* [DATA EXTRACTS]:
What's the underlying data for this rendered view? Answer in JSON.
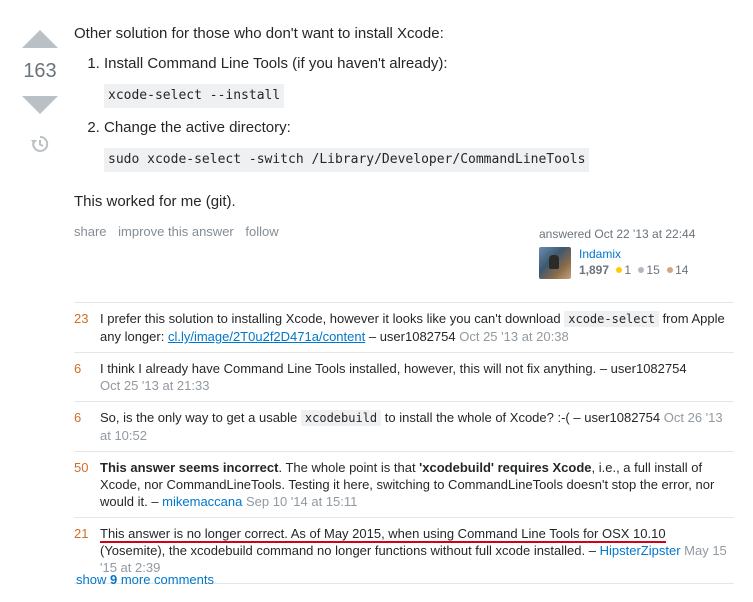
{
  "votes": {
    "count": "163"
  },
  "post": {
    "intro": "Other solution for those who don't want to install Xcode:",
    "step1": "Install Command Line Tools (if you haven't already):",
    "code1": "xcode-select --install",
    "step2": "Change the active directory:",
    "code2": "sudo xcode-select -switch /Library/Developer/CommandLineTools",
    "outro": "This worked for me (git)."
  },
  "menu": {
    "share": "share",
    "improve": "improve this answer",
    "follow": "follow"
  },
  "user": {
    "action": "answered Oct 22 '13 at 22:44",
    "name": "Indamix",
    "rep": "1,897",
    "gold": "1",
    "silver": "15",
    "bronze": "14",
    "gold_color": "#ffcc01",
    "silver_color": "#b4b8bc",
    "bronze_color": "#d1a684"
  },
  "comments": [
    {
      "score": "23",
      "text_a": "I prefer this solution to installing Xcode, however it looks like you can't download ",
      "code": "xcode-select",
      "text_b": " from Apple any longer: ",
      "link": "cl.ly/image/2T0u2f2D471a/content",
      "sep": " – ",
      "user": "user1082754",
      "date": "Oct 25 '13 at 20:38"
    },
    {
      "score": "6",
      "text": "I think I already have Command Line Tools installed, however, this will not fix anything.",
      "sep": " – ",
      "user": "user1082754",
      "date": "Oct 25 '13 at 21:33"
    },
    {
      "score": "6",
      "text_a": "So, is the only way to get a usable ",
      "code": "xcodebuild",
      "text_b": " to install the whole of Xcode? :-(",
      "sep": " – ",
      "user": "user1082754",
      "date": "Oct 26 '13 at 10:52"
    },
    {
      "score": "50",
      "bold_a": "This answer seems incorrect",
      "text_a": ". The whole point is that ",
      "bold_b": "'xcodebuild' requires Xcode",
      "text_b": ", i.e., a full install of Xcode, nor CommandLineTools. Testing it here, switching to CommandLineTools doesn't stop the error, nor would it.",
      "sep": " – ",
      "user": "mikemaccana",
      "date": "Sep 10 '14 at 15:11"
    },
    {
      "score": "21",
      "underlined": "This answer is no longer correct. As of May 2015, when using Command Line Tools for OSX 10.10",
      "text": " (Yosemite), the xcodebuild command no longer functions without full xcode installed.",
      "sep": " – ",
      "user": "HipsterZipster",
      "date": "May 15 '15 at 2:39"
    }
  ],
  "show_more": {
    "prefix": "show ",
    "count": "9",
    "suffix": " more comments"
  }
}
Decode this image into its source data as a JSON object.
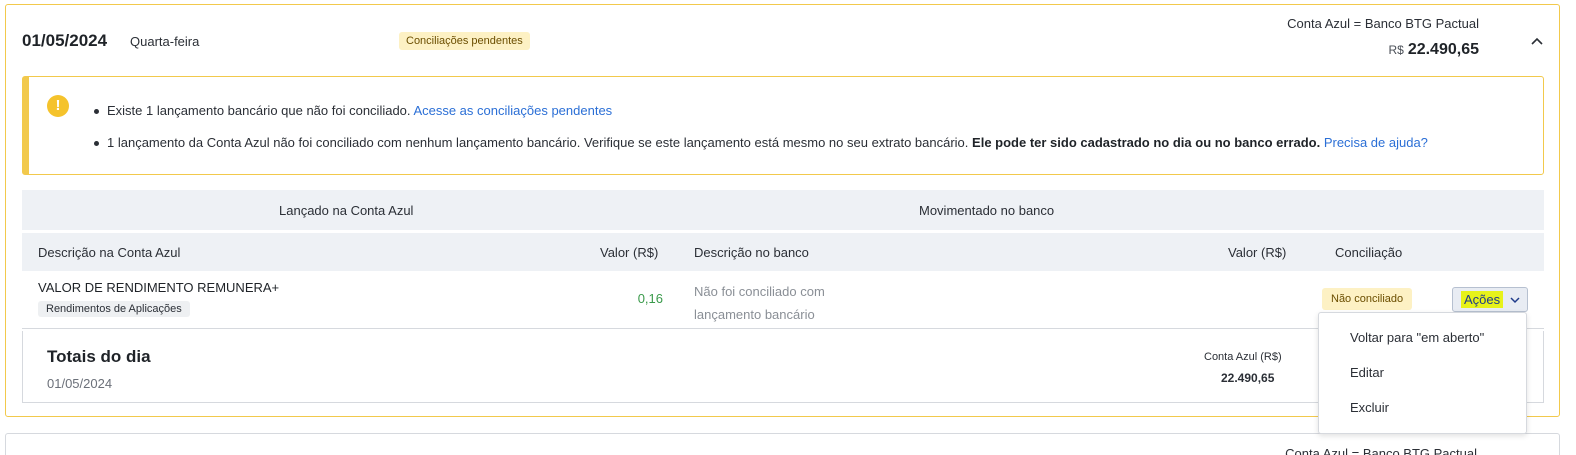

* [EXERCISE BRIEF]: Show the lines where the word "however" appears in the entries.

* [OUTPUT FOR THIS EXERCISE]:
      "text_a": "I prefer this solution to installing Xcode, however it looks like you can't download ",
      "text": "I think I already have Command Line Tools installed, however, this will not fix anything.",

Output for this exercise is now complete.